  5. ^ Beh, Lih Yi (29 April 2008). "Anwar 'returns' to Parliament". Malaysiakini. Retrieved 1 May 2008. 
  6. ^ "Baptism of fire for Speaker Pandikar Amin at first sitting". The Star. 1 May 2008. Retrieved 1 May 2008. 
  7. ^ Beh, Lih Yi (30 April 2008). "Fiery start for post-tsunami Parliament". Malaysiakini. Archived from the original on 1 May 2008. Retrieved 1 May 2008. 
  8. ^ "Dewan Rakyat live telecast may be reviewed". New Straits Times. 30 April 2008. Archived from the original on 1 May 2008. Retrieved 1 May 2008. 
  9. ^ "Don't stop telecast, says Dewan Deputy Speaker". The Malaysian Insider. 2 May 2008. Retrieved 2 May 2008. 
  10. ^ Teh, Eng Hock (2 May 2008). "Parliament live telecast to continue". The Star. Retrieved 10 May 2008. 
  11. ^ Abdul Aziz, Fauwaz; S Pathmawathy (28 May 2008). "BN gets scare in bloc-vote test". Malaysiakini. Retrieved 29 May 2008. 

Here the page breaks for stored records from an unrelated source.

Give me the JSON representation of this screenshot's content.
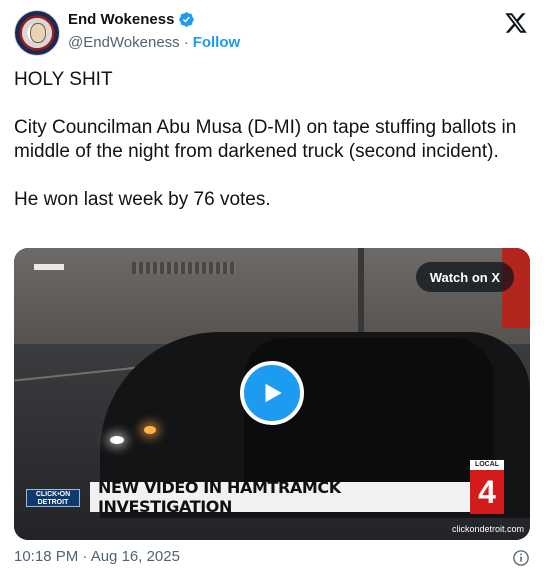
{
  "author": {
    "display_name": "End Wokeness",
    "handle": "@EndWokeness",
    "separator": "·",
    "follow_label": "Follow",
    "verified_color": "#1d9bf0"
  },
  "platform_icon": "x-logo-icon",
  "tweet": {
    "text": "HOLY SHIT\n\nCity Councilman Abu Musa (D-MI) on tape stuffing ballots in middle of the night from darkened truck (second incident).\n\nHe won last week by 76 votes."
  },
  "media": {
    "watch_label": "Watch on X",
    "play_icon": "play-icon",
    "lower_third": {
      "logo_line1": "CLICK•ON",
      "logo_line2": "DETROIT",
      "headline": "NEW VIDEO IN HAMTRAMCK INVESTIGATION",
      "station_local": "LOCAL",
      "station_number": "4",
      "url": "clickondetroit.com"
    }
  },
  "timestamp": "10:18 PM · Aug 16, 2025",
  "info_icon": "info-icon",
  "colors": {
    "accent": "#1d9bf0",
    "text_primary": "#0f1419",
    "text_secondary": "#536471"
  }
}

  12. ^ "A different House for all who enter". The Malaysian Insider. 29 May 2008. Retrieved 29 May 2008. 
  13. ^ "Sapp MPs to move no-confidence vote". Malaysiakini. 18 June 2008. Retrieved 18 June 2008. 
  14. ^ Beh, Lih Yi (18 June 2008). "No-confidence vote: No way, Sapp!". Malaysiakini. Retrieved 18 June 2008. 
  15. ^ "3 Sin Chew Jit Poh nationwide results statistics". Sin Chew Jit Poh. 10 March 2008. Retrieved 10 March 2008. 

Coordinates: 2°43′33″N 101°56′31″E / 2.725759°N 101.942032°E / 2.725759; 101.942032